§ WHAT IS NEEDED:
A line-by-line copy of the material below is required.

§ MATERIALS PROVIDED:
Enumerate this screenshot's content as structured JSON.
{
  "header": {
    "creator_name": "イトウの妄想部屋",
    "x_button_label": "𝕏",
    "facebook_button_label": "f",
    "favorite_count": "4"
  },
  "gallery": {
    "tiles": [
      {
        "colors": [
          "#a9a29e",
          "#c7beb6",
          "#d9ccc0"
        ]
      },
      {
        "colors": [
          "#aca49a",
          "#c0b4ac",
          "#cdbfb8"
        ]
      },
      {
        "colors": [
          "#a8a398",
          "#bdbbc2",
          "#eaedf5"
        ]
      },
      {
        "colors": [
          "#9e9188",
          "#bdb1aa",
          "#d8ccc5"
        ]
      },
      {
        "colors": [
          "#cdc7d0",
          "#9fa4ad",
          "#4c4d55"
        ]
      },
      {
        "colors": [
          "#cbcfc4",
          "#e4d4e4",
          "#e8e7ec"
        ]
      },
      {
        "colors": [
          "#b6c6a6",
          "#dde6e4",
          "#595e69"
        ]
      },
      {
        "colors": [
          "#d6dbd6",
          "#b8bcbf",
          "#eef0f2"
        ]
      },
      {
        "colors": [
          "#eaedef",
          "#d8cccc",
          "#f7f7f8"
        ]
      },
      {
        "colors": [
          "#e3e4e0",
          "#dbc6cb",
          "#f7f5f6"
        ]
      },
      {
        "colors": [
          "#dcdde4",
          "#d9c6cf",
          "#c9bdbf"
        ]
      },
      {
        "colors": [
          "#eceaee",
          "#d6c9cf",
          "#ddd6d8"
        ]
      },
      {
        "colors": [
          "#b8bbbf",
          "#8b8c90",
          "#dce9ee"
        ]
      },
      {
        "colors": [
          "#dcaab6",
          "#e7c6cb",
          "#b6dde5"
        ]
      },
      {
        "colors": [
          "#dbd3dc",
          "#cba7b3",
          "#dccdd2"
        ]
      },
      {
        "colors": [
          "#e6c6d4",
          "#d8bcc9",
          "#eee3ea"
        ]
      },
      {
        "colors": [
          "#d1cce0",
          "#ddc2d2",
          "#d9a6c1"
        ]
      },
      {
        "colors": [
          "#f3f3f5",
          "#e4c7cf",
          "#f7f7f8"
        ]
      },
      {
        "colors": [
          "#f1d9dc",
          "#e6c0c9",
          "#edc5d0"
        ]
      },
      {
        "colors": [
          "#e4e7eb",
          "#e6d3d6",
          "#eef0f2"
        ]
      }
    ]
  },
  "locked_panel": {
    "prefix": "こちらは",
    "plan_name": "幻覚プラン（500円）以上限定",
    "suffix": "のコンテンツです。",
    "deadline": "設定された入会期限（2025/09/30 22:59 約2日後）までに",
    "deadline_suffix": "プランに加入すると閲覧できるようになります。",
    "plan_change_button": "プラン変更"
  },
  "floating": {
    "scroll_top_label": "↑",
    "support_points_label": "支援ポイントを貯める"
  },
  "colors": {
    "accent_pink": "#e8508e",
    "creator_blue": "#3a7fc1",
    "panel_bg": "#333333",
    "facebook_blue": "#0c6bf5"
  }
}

§ OUTPUT BELOW:
Enumerate this screenshot's content as structured JSON.
{
  "header": {
    "creator_name": "イトウの妄想部屋",
    "x_button_label": "𝕏",
    "facebook_button_label": "f",
    "favorite_count": "4"
  },
  "gallery": {
    "tiles": [
      {
        "colors": [
          "#a9a29e",
          "#c7beb6",
          "#d9ccc0"
        ]
      },
      {
        "colors": [
          "#aca49a",
          "#c0b4ac",
          "#cdbfb8"
        ]
      },
      {
        "colors": [
          "#a8a398",
          "#bdbbc2",
          "#eaedf5"
        ]
      },
      {
        "colors": [
          "#9e9188",
          "#bdb1aa",
          "#d8ccc5"
        ]
      },
      {
        "colors": [
          "#cdc7d0",
          "#9fa4ad",
          "#4c4d55"
        ]
      },
      {
        "colors": [
          "#cbcfc4",
          "#e4d4e4",
          "#e8e7ec"
        ]
      },
      {
        "colors": [
          "#b6c6a6",
          "#dde6e4",
          "#595e69"
        ]
      },
      {
        "colors": [
          "#d6dbd6",
          "#b8bcbf",
          "#eef0f2"
        ]
      },
      {
        "colors": [
          "#eaedef",
          "#d8cccc",
          "#f7f7f8"
        ]
      },
      {
        "colors": [
          "#e3e4e0",
          "#dbc6cb",
          "#f7f5f6"
        ]
      },
      {
        "colors": [
          "#dcdde4",
          "#d9c6cf",
          "#c9bdbf"
        ]
      },
      {
        "colors": [
          "#eceaee",
          "#d6c9cf",
          "#ddd6d8"
        ]
      },
      {
        "colors": [
          "#b8bbbf",
          "#8b8c90",
          "#dce9ee"
        ]
      },
      {
        "colors": [
          "#dcaab6",
          "#e7c6cb",
          "#b6dde5"
        ]
      },
      {
        "colors": [
          "#dbd3dc",
          "#cba7b3",
          "#dccdd2"
        ]
      },
      {
        "colors": [
          "#e6c6d4",
          "#d8bcc9",
          "#eee3ea"
        ]
      },
      {
        "colors": [
          "#d1cce0",
          "#ddc2d2",
          "#d9a6c1"
        ]
      },
      {
        "colors": [
          "#f3f3f5",
          "#e4c7cf",
          "#f7f7f8"
        ]
      },
      {
        "colors": [
          "#f1d9dc",
          "#e6c0c9",
          "#edc5d0"
        ]
      },
      {
        "colors": [
          "#e4e7eb",
          "#e6d3d6",
          "#eef0f2"
        ]
      }
    ]
  },
  "locked_panel": {
    "prefix": "こちらは",
    "plan_name": "幻覚プラン（500円）以上限定",
    "suffix": "のコンテンツです。",
    "deadline": "設定された入会期限（2025/09/30 22:59 約2日後）までに",
    "deadline_suffix": "プランに加入すると閲覧できるようになります。",
    "plan_change_button": "プラン変更"
  },
  "floating": {
    "scroll_top_label": "↑",
    "support_points_label": "支援ポイントを貯める"
  },
  "colors": {
    "accent_pink": "#e8508e",
    "creator_blue": "#3a7fc1",
    "panel_bg": "#333333",
    "facebook_blue": "#0c6bf5"
  }
}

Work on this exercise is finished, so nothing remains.